Ultimately, the Court ordered the State of Venezuela to compensate López and her family by covering her lifelong medical and psychological care. Further, Venezuela would have to acknowledge its responsibility publicly, establish a national gender-violence curriculum bearing the name “Linda Loaiza”, as well as other prevention measures. “That’s very important to Linda. She pursued this whole process in part to get truth and justice for herself, but also very much on behalf of others,” Meany says. Essentially, this ruling sets a global precedent by establishing that States can be held responsible for the actions of private citizens, thus upping the onus on prevention. “That’s a big idea and a core question of where many women could direct their legislative and advocacy tactics,” she posits.
Whether Venezuela will comply with the ruling is another question. Amid Venezuela’s humanitarian crisis, López says domestic violence and femicide have increased and her Foundation is struggling. López called the ruling a “triumph of justice” in a statement, but said it “will only be effective when the State fulfills its sentence.”
I was surprised that, after so many years of waiting and wanting, her reaction to the ruling was lukewarm. Still, it’s understandable. The scepticism and battle scars have become ingrained in this tireless activist and survivor, who vows “to continue to sustain the struggle of others like myself, as an advocate.”
[1] In 2016, of the 2,567 petitions received by the Inter-American Commission, only 16 were sent to the Inter-American Court. When Linda filed her petition in 2007, only 14 of the 1,456 petitions received by the Commission reached the Court.
Source: Organization of American States website (2018). Inter-American Commission on Human Rights: Statistics. Retrieved on February 20, 2018.

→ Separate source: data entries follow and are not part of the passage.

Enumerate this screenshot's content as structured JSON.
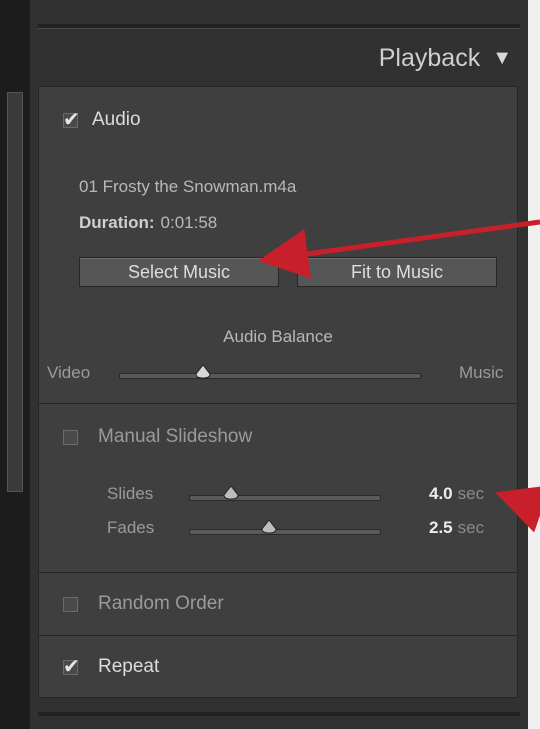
{
  "panel": {
    "title": "Playback",
    "collapse_icon": "triangle-down-icon"
  },
  "audio": {
    "label": "Audio",
    "checked": true,
    "track_name": "01 Frosty the Snowman.m4a",
    "duration_label": "Duration:",
    "duration_value": "0:01:58",
    "select_music_label": "Select Music",
    "fit_to_music_label": "Fit to Music",
    "balance_title": "Audio Balance",
    "balance_left_label": "Video",
    "balance_right_label": "Music",
    "balance_value": 0.28
  },
  "manual_slideshow": {
    "label": "Manual Slideshow",
    "checked": false,
    "slides_label": "Slides",
    "slides_value": "4.0",
    "slides_unit": "sec",
    "slides_level": 0.22,
    "fades_label": "Fades",
    "fades_value": "2.5",
    "fades_unit": "sec",
    "fades_level": 0.42
  },
  "random_order": {
    "label": "Random Order",
    "checked": false
  },
  "repeat": {
    "label": "Repeat",
    "checked": true
  },
  "colors": {
    "panel_bg": "#313131",
    "section_bg": "#3f3f3f",
    "annotation_arrow": "#c8202a"
  }
}
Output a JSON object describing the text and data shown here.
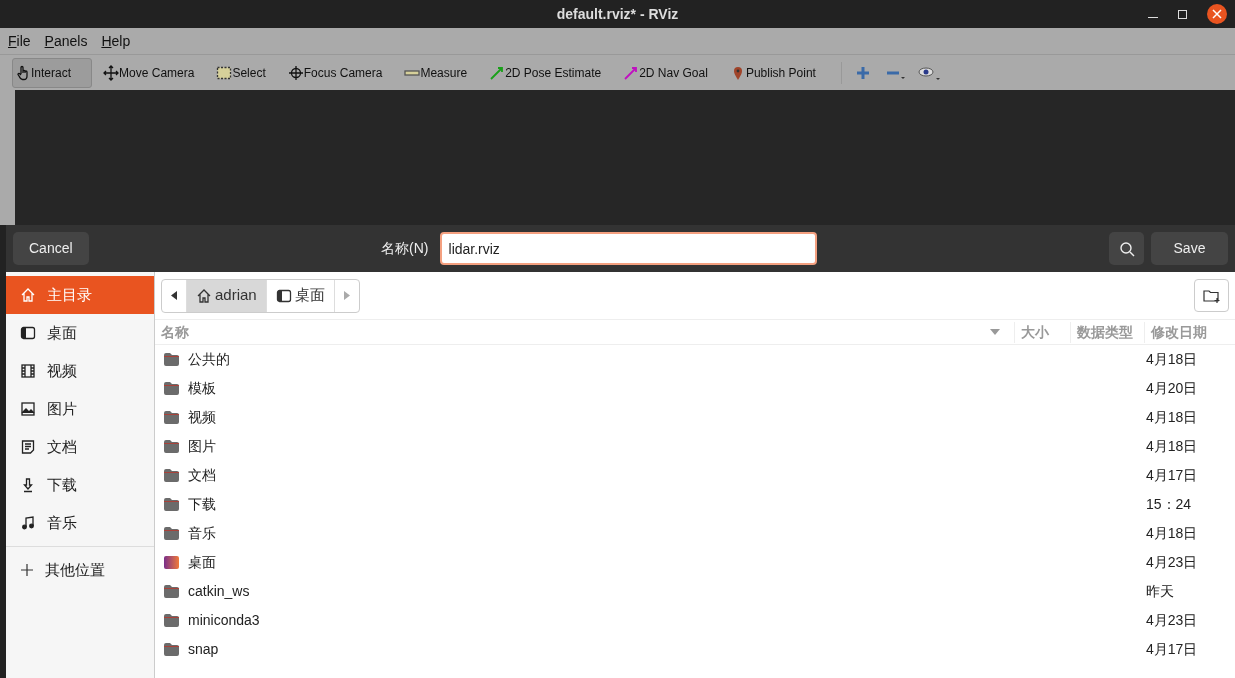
{
  "window": {
    "title": "default.rviz* - RViz"
  },
  "menu": [
    "File",
    "Panels",
    "Help"
  ],
  "tools": [
    {
      "label": "Interact",
      "kind": "interact",
      "selected": true
    },
    {
      "label": "Move Camera",
      "kind": "move",
      "selected": false
    },
    {
      "label": "Select",
      "kind": "select",
      "selected": false
    },
    {
      "label": "Focus Camera",
      "kind": "focus",
      "selected": false
    },
    {
      "label": "Measure",
      "kind": "measure",
      "selected": false
    },
    {
      "label": "2D Pose Estimate",
      "kind": "pose",
      "selected": false
    },
    {
      "label": "2D Nav Goal",
      "kind": "goal",
      "selected": false
    },
    {
      "label": "Publish Point",
      "kind": "point",
      "selected": false
    }
  ],
  "dialog": {
    "cancel": "Cancel",
    "name_label": "名称(N)",
    "name_value": "lidar.rviz",
    "save": "Save",
    "sidebar": [
      {
        "label": "主目录",
        "kind": "home",
        "selected": true
      },
      {
        "label": "桌面",
        "kind": "desktop",
        "selected": false
      },
      {
        "label": "视频",
        "kind": "video",
        "selected": false
      },
      {
        "label": "图片",
        "kind": "picture",
        "selected": false
      },
      {
        "label": "文档",
        "kind": "document",
        "selected": false
      },
      {
        "label": "下载",
        "kind": "download",
        "selected": false
      },
      {
        "label": "音乐",
        "kind": "music",
        "selected": false
      }
    ],
    "other_locations": "其他位置",
    "path": [
      {
        "label": "adrian",
        "kind": "home",
        "selected": true
      },
      {
        "label": "桌面",
        "kind": "desktop",
        "selected": false
      }
    ],
    "columns": [
      "名称",
      "大小",
      "数据类型",
      "修改日期"
    ],
    "rows": [
      {
        "name": "公共的",
        "kind": "folder",
        "modified": "4月18日"
      },
      {
        "name": "模板",
        "kind": "folder",
        "modified": "4月20日"
      },
      {
        "name": "视频",
        "kind": "folder",
        "modified": "4月18日"
      },
      {
        "name": "图片",
        "kind": "folder",
        "modified": "4月18日"
      },
      {
        "name": "文档",
        "kind": "folder",
        "modified": "4月17日"
      },
      {
        "name": "下载",
        "kind": "folder",
        "modified": "15：24"
      },
      {
        "name": "音乐",
        "kind": "folder",
        "modified": "4月18日"
      },
      {
        "name": "桌面",
        "kind": "desktop",
        "modified": "4月23日"
      },
      {
        "name": "catkin_ws",
        "kind": "folder",
        "modified": "昨天"
      },
      {
        "name": "miniconda3",
        "kind": "folder",
        "modified": "4月23日"
      },
      {
        "name": "snap",
        "kind": "folder",
        "modified": "4月17日"
      }
    ]
  }
}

About the Author: Jen Ross is a Chilean-Canadian foreign correspondent with hundreds of articles published in newspapers and magazines around the world. She also spent 10 years working in communications for the United Nations, most recently as Editor for UN Women’s global website in New York, before resigning and moving to Aruba, where she now works as a freelance writer and editor, and teaches Human Rights at the University of Aruba.